If you have #pets, you know that they can contribute to the #clutter and #grime that your home attracts. And the “dog days” of summer are as good a time as any to discover a few strategies to keep your space #organized and #tidy — whether you have a #dog, #cat, or some other furry, scaly or feathered friend.
First, tackle #decluttering #KonMari-style. “When going through your dog or cat’s items, focus on which of them bring your pet the most joy or serve a true purpose,” FreshPet says. “They usually make it pretty clear what they like and don’t like. Keep only the items that make your #pet the happiest.”
Try not to get too sentimental about pet possessions. If there’s something that has particular significance such as your pup’s first collar, frame it. Most other items can be discarded; #donate lightly used items to a local animal shelter or ClothingDonations.org. If something holds memories but is of little use, take a picture of it before letting it go.
Life Storage suggests creating pet “stations” around the house, designating bins and baskets for grooming items, outdoor/exercise needs, toys, and food and treats. If you house your pet in a crate, cage or aquarium, keep any related supplies #organized nearby for convenient care and maintenance.
PopSugar offers a list of 10 pet #organization products “sure to make your life easier,” or you can DIY your own storage solutions. Get creative with #thrift-store finds, shop the container section of a local hardware store or build an organizer. Consider labeling all boxes, baskets and bins as an additional #streamlining strategy.
Once your pet #stuff is organized and in its proper places, you won’t be tripping over toys or wasting time wondering where the leash went. And your home will be easier to #clean, too! Pets shed, track in dirt and leave other messes in their wake. But that’s a topic that The Organizing Blog will revisit another day. Enjoy the dog days!
July 15 is a day that makes an official acknowledgement that one man’s trash is another man’s treasure — National Give Something Away Day. Established in 2015 by Linda Eaton Hall-Fulcher to encourage generosity, the day promotes #giving selflessly, mindful consumerism and #sustainability.
It’s a great incentive to #declutter and redistribute anything that you no longer need or want. “The reward goes both ways,” National Today says. “We benefit from feeling good about giving and making someone’s day, and at the same time, we also let go of items that we no longer need and are just lying around.”
The sheer amount of stuff in the average American home is staggering — about 300,000 different things.
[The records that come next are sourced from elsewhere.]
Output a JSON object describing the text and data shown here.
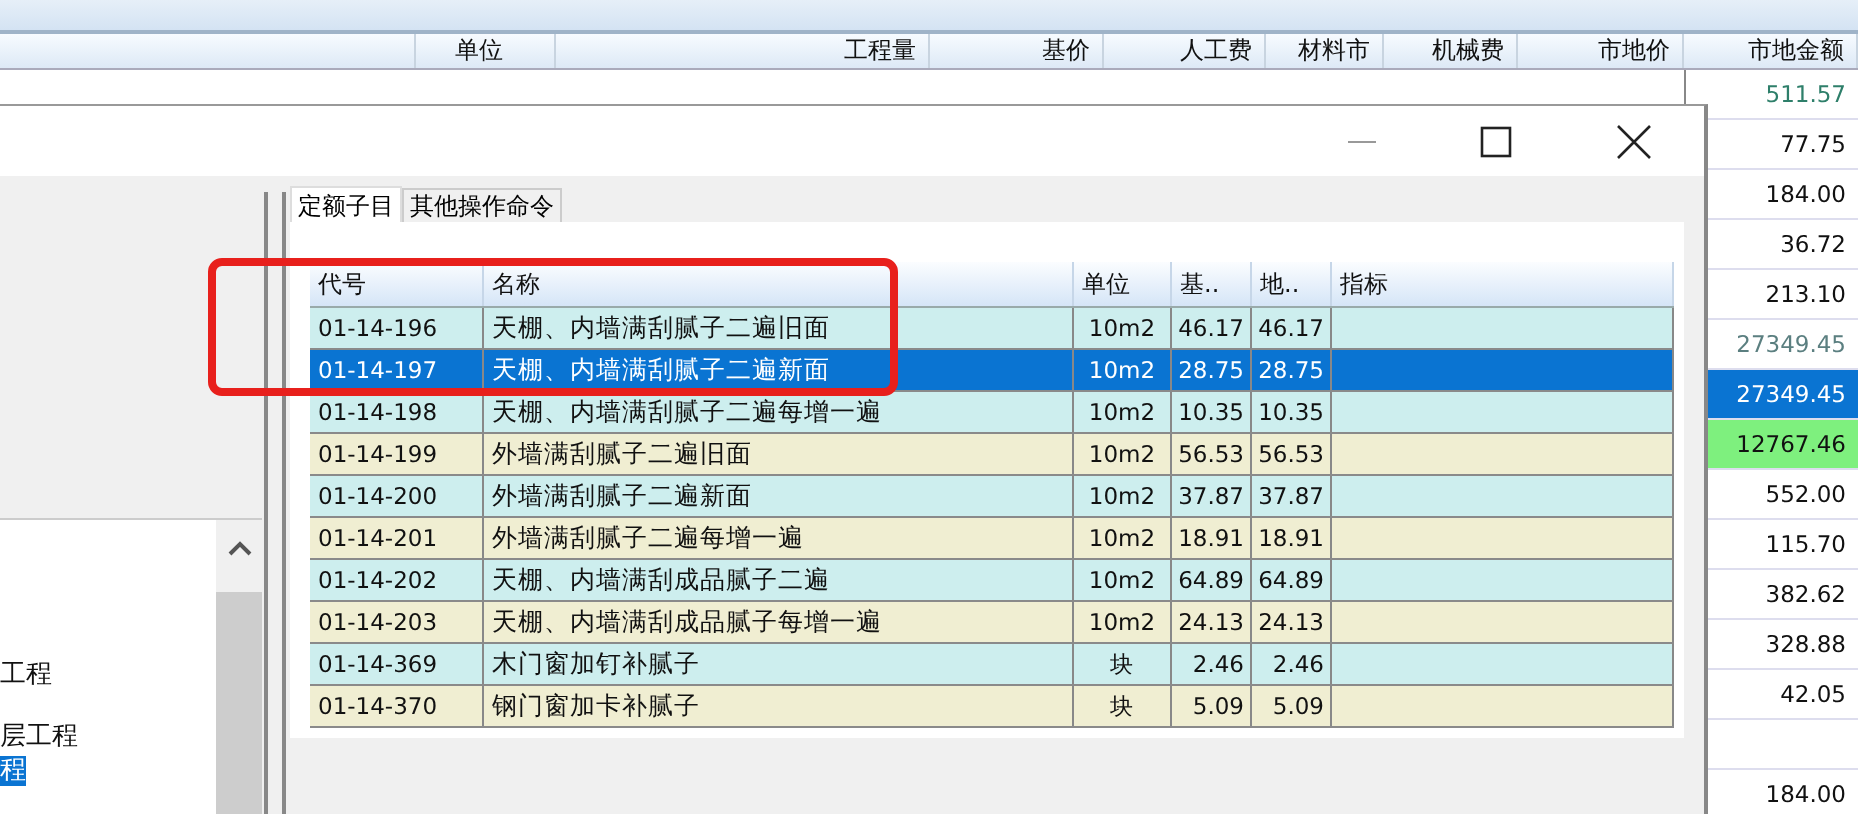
{
  "sheet": {
    "columns": [
      "单位",
      "工程量",
      "基价",
      "人工费",
      "材料市",
      "机械费",
      "市地价",
      "市地金额"
    ],
    "amounts": [
      {
        "value": "511.57",
        "kind": "teal"
      },
      {
        "value": "77.75",
        "kind": "plain"
      },
      {
        "value": "184.00",
        "kind": "plain"
      },
      {
        "value": "36.72",
        "kind": "plain"
      },
      {
        "value": "213.10",
        "kind": "plain"
      },
      {
        "value": "27349.45",
        "kind": "muted"
      },
      {
        "value": "27349.45",
        "kind": "selected"
      },
      {
        "value": "12767.46",
        "kind": "highlight"
      },
      {
        "value": "552.00",
        "kind": "plain"
      },
      {
        "value": "115.70",
        "kind": "plain"
      },
      {
        "value": "382.62",
        "kind": "plain"
      },
      {
        "value": "328.88",
        "kind": "plain"
      },
      {
        "value": "42.05",
        "kind": "plain"
      },
      {
        "kind": "empty"
      },
      {
        "value": "184.00",
        "kind": "plain"
      }
    ]
  },
  "dialog": {
    "tree_items": [
      {
        "label": "工程",
        "selected": false
      },
      {
        "label": "层工程",
        "selected": false
      },
      {
        "label": "程",
        "selected": true
      }
    ],
    "tabs": [
      {
        "label": "定额子目",
        "selected": true
      },
      {
        "label": "其他操作命令",
        "selected": false
      }
    ],
    "grid": {
      "columns": [
        "代号",
        "名称",
        "单位",
        "基..",
        "地..",
        "指标"
      ],
      "rows": [
        {
          "code": "01-14-196",
          "name": "天棚、内墙满刮腻子二遍旧面",
          "unit": "10m2",
          "base": "46.17",
          "local": "46.17",
          "selected": false
        },
        {
          "code": "01-14-197",
          "name": "天棚、内墙满刮腻子二遍新面",
          "unit": "10m2",
          "base": "28.75",
          "local": "28.75",
          "selected": true
        },
        {
          "code": "01-14-198",
          "name": "天棚、内墙满刮腻子二遍每增一遍",
          "unit": "10m2",
          "base": "10.35",
          "local": "10.35",
          "selected": false
        },
        {
          "code": "01-14-199",
          "name": "外墙满刮腻子二遍旧面",
          "unit": "10m2",
          "base": "56.53",
          "local": "56.53",
          "selected": false
        },
        {
          "code": "01-14-200",
          "name": "外墙满刮腻子二遍新面",
          "unit": "10m2",
          "base": "37.87",
          "local": "37.87",
          "selected": false
        },
        {
          "code": "01-14-201",
          "name": "外墙满刮腻子二遍每增一遍",
          "unit": "10m2",
          "base": "18.91",
          "local": "18.91",
          "selected": false
        },
        {
          "code": "01-14-202",
          "name": "天棚、内墙满刮成品腻子二遍",
          "unit": "10m2",
          "base": "64.89",
          "local": "64.89",
          "selected": false
        },
        {
          "code": "01-14-203",
          "name": "天棚、内墙满刮成品腻子每增一遍",
          "unit": "10m2",
          "base": "24.13",
          "local": "24.13",
          "selected": false
        },
        {
          "code": "01-14-369",
          "name": "木门窗加钉补腻子",
          "unit": "块",
          "base": "2.46",
          "local": "2.46",
          "selected": false
        },
        {
          "code": "01-14-370",
          "name": "钢门窗加卡补腻子",
          "unit": "块",
          "base": "5.09",
          "local": "5.09",
          "selected": false
        }
      ]
    }
  }
}
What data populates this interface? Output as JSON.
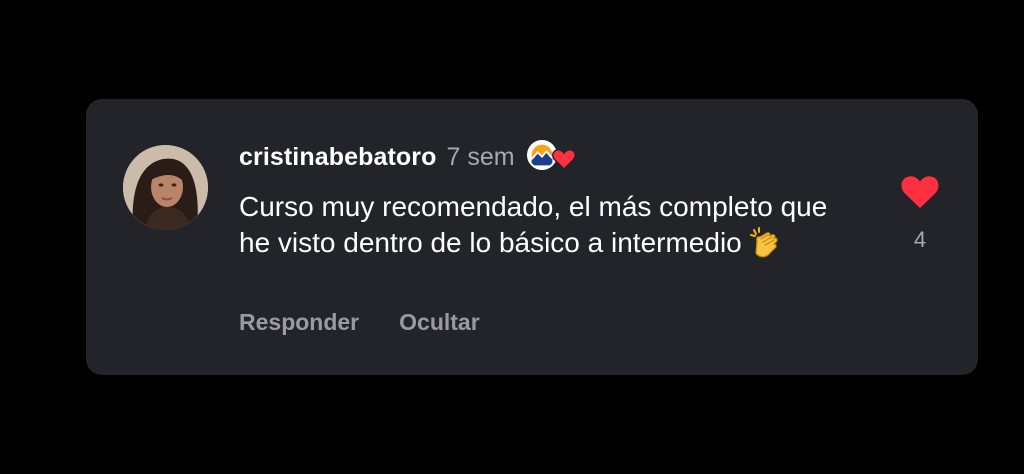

One in 10 Americans rents offsite storage for their extra #junk, and 25% of people with two-car garages don’t have room to park a car inside. The average 10-year-old owns 238 toys, but plays with only about a dozen of them.
Check your closets: There are probably outfits in there that you not only don’t wear, but didn’t even know you had. Pack up any items that no longer fit or don’t get worn, and schedule a free #donation #pickup at ClothingDonations.org to do your part on National Give Something Away Day.
You can also #donate lightly used household items, appliances, books and other items. Whatever you decide to give, having less #clutter in your life to worry about makes everything simpler. And giving actually activates the brain’s pleasure centers, a 2007 study revealed.
Whether you give someone flowers, pay for the next person’s order at the coffee shop, or sort through your old things and donate them to ClothingDonations.org, observing National Give Something Away Day is good for the giver and the recipient. Give something — one thing or a whole truckload — away. You’ll be better off for it!